The first illustration of Uncle Sam is unlike the one we know today. Published by Harper’s Weekly in 1861, the young government representative (a starred bandanna on his head and wearing a striped vest) is depicted dividing up Virginia like a butcher. Through the years, the image of Uncle Sam would take many forms.
Credit is given to German-born illustrator and cartoonist Thomas Nast for developing the long-legged Uncle Sam we know today. With the starred top hat and striped pants, the Uncle Sam debut in Harper’s Weekly, also. He took on many issues with Nast as his illustrator. Some of the issues topics included Boss Tweed, Union recruitment, and Reconstruction.
During the modern era, Uncle Sam obtained some color. The United States Army awarded Montgomery Flag with the artwork for the familiar portrait used in the “I Want You For The U.S. Army” campaign during World War I.  It first appeared on the cover of Leslie’s Weekly, an illustrated literary and news magazine.

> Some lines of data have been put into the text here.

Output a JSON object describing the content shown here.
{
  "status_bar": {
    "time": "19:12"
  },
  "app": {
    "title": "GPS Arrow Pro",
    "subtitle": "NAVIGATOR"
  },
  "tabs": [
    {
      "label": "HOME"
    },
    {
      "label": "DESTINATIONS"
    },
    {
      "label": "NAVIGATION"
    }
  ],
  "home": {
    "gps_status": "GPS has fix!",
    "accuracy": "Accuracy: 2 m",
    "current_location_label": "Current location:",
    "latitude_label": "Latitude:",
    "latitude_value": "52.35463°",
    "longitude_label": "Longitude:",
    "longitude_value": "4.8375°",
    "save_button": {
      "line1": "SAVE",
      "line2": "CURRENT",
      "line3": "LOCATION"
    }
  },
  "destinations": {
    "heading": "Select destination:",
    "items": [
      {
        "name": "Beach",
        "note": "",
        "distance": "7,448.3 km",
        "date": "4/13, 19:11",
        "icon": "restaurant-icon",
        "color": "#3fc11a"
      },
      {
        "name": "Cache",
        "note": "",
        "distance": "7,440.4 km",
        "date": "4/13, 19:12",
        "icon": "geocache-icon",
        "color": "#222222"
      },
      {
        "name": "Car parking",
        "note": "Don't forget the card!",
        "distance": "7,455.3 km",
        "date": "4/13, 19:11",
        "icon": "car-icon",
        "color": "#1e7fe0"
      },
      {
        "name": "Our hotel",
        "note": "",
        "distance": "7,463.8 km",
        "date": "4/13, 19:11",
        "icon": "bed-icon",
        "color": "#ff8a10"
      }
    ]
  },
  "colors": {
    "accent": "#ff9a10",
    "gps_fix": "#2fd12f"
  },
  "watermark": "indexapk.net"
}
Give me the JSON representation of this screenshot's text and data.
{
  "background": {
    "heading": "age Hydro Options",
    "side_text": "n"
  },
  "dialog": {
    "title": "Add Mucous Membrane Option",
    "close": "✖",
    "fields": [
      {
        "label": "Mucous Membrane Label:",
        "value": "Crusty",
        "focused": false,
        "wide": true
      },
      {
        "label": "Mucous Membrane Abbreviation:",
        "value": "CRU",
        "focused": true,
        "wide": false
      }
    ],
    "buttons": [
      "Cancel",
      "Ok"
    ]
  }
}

President George H. W. Bush proclaimed Uncle Sam Day to be September 13, 1989, in honor of the anniversary of the birth of Samuel Wilson.  It coincided with the bicentennial celebration of the City of Troy, New York where Wilson lived and worked.  The City of Troy requested the designation of the President.
On September 7, 1961, through concurrent resolutions, Congress officially named Uncle Sam a permanent symbol of American strength and idealism.